The next generation of video game consoles is now here.
Both Microsoft’s Xbox Series X and Sony’s Playstation 5 hit stores this week — the newest chapter in an ongoing face-off between Microsoft and Sony.
At the start of the 21st century, Sony was in control of the video game market, with fans lining up in packed stores to buy the Playstation 2. But less than a year later, Microsoft would release its first ever video game console. The Xbox was big, ugly and powerful; the commercials advertised a new dimension to console gaming: An emphasis on online multi-player and connectivity.
None of this was enough to topple Sony’s reign at the time, but the Xbox did announce the arrival of a new competitor. And since then, the battle between Microsoft and Sony has been a hotly contested one.
This year, both corporate titans are releasing their new consoles at a strange time: during the COVID-19 pandemic.
“Gaming has really reached a lot of new audiences,” says Carter Rogers, an analyst at Nielsen’s SuperData. He adds that despite all the economic insecurity brought on by the pandemic, video games are just as popular as ever, and are facing less competition from other entertainment, like movies and live sports. Earlier this year, the Nintendo Switch console saw hardware shortages as games like Animal Crossing: New Horizons posted record sales numbers.
For the next few months at least, it’s mostly a question of how many devices can be shipped out. Demand certainly won’t be an issue in the near future.
“For the next few months at least, it’s mostly a question of how many devices can be shipped out. Demand certainly won’t be an issue in the near future,” Rogers says.
Chris Plante reviewed Microsoft’s new Xbox Series X for the website Polygon. He says that during the last console generation, Microsoft went on all in on the Xbox being an all-in-one entertainment device: “Infamously, during their big reveal event, they spent the majority of an hour talking about everything but video games.”
But Microsoft’s tune has now changed. Central to the plan this time around are lots of games, presented at an affordable price.
“I think the biggest thing on Xbox right now is Game Pass. Which is their version of Netflix for video games, effectively,” Plante says.
For around ten dollars a month, Xbox offers access to a constantly updated library of over 100 games, including big name franchises like Halo and Gears of War.
However, there aren’t many new games to play — something that might change as the generation wears on. Microsoft recently acquired Bethesda Softworks, makers of the Fallout series. They also acquired Double Fine Productions, Tim Schafer’s iconic development studio.
“They are just gobbling up studios,” Plante says. “People who like games like Fallout or Elder Scrolls, those games will be part of Game Pass moving forward.”
So while Microsoft’s strategy might feel less ambitious this time around, Sony is turning some heads with the Playstation 5.
That starts with the look of the console itself — it has a mostly-white exterior and is one of the heaviest game consoles ever, making it the subject of many a meme.
“There have been some funny comparisons online,” says Elise Favis, who reviewed the new Playstation for the Washington Post. “I think my favorite is comparing it to a storm trooper.”
Favis calls the console a “sensory experience.” That experience starts with its innovative new controller. “It has haptic feedback.

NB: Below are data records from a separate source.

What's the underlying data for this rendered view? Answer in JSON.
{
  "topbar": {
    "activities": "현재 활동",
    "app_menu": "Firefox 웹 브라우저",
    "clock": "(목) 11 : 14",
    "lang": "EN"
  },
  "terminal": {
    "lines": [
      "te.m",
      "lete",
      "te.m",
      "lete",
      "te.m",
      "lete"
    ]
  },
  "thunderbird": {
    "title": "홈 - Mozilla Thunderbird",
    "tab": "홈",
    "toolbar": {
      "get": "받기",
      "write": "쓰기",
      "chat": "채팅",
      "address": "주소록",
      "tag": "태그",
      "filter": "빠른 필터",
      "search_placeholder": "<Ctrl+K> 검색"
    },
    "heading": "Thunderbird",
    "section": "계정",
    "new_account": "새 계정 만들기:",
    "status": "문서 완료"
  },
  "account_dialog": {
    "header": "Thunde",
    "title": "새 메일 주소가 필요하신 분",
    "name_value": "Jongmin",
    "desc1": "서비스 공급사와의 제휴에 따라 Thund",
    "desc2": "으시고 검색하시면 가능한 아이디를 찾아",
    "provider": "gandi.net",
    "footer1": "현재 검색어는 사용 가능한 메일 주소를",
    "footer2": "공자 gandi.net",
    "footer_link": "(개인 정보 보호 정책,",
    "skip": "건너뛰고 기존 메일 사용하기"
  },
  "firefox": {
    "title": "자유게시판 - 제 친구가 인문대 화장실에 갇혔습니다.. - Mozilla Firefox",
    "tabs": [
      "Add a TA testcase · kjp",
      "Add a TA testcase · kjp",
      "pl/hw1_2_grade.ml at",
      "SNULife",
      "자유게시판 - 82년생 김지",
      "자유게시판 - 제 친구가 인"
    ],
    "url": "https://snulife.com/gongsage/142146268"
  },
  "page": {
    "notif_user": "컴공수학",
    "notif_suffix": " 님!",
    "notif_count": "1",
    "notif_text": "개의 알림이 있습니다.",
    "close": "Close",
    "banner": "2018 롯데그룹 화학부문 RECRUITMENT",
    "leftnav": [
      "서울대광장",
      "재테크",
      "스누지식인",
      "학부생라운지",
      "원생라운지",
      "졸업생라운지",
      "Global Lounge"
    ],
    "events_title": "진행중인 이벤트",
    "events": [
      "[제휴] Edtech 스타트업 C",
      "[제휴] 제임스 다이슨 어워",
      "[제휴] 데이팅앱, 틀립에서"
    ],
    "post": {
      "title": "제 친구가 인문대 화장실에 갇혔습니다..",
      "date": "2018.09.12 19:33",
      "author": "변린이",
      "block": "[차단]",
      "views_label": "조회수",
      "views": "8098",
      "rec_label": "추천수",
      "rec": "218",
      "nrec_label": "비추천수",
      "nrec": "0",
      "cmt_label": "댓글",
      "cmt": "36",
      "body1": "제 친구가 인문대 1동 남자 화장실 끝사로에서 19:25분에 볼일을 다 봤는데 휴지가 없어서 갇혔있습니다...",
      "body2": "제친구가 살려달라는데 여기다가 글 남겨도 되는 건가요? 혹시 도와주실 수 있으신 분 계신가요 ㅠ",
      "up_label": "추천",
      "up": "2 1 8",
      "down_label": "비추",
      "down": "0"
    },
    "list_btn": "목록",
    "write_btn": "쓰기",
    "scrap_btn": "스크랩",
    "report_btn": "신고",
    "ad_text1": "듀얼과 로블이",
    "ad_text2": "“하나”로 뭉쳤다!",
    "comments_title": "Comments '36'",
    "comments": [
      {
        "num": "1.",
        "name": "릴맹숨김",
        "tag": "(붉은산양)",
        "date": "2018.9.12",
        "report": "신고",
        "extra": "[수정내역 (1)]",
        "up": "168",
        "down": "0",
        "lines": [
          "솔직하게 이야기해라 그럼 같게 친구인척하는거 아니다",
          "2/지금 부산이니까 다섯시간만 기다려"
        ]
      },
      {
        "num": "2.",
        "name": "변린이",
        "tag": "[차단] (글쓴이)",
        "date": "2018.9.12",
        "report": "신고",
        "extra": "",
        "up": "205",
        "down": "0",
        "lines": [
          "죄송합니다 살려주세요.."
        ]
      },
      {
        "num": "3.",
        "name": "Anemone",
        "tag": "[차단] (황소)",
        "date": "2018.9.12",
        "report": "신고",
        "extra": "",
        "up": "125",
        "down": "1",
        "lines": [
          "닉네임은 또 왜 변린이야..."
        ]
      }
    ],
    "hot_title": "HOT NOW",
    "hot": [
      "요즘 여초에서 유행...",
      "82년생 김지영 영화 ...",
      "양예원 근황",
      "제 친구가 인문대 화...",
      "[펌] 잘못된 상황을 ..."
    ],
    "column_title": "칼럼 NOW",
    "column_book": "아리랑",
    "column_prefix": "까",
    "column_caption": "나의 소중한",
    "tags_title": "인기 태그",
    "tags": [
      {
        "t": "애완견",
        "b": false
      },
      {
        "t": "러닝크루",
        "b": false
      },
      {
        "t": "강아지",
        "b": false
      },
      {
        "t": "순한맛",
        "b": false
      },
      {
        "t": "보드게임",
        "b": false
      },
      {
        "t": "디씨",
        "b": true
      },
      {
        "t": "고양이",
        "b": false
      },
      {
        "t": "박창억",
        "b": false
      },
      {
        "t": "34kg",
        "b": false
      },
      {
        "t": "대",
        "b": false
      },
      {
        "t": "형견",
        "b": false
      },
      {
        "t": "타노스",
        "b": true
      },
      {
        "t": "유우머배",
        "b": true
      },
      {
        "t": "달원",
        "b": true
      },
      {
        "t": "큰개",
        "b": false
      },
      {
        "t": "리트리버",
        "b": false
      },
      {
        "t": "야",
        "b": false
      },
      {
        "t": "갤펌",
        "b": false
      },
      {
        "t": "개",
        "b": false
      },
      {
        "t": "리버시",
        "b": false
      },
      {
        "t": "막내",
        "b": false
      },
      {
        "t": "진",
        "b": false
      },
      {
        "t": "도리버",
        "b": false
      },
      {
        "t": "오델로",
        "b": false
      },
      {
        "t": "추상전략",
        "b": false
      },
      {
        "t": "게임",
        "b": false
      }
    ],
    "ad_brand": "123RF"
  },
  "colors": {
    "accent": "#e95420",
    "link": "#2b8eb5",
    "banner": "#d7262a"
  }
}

Which is basically a more sophisticated range of vibrations and sensations that you will feel in the palm of your hand. So for example, you can feel the pitter patter of rain drops.”
The system also features an impressive line-up of new games, including Spider-Man: Miles Morales and a remake of Demon Souls.
But Chris Plante reminds us that if you can’t get your hands on a new console, you’re not necessarily missing out just yet.
“I think the marketing machine of video games has broken our brains. There are great games coming out this fall, they’re gonna look amazing on the new consoles. But you can play them on your older console too.”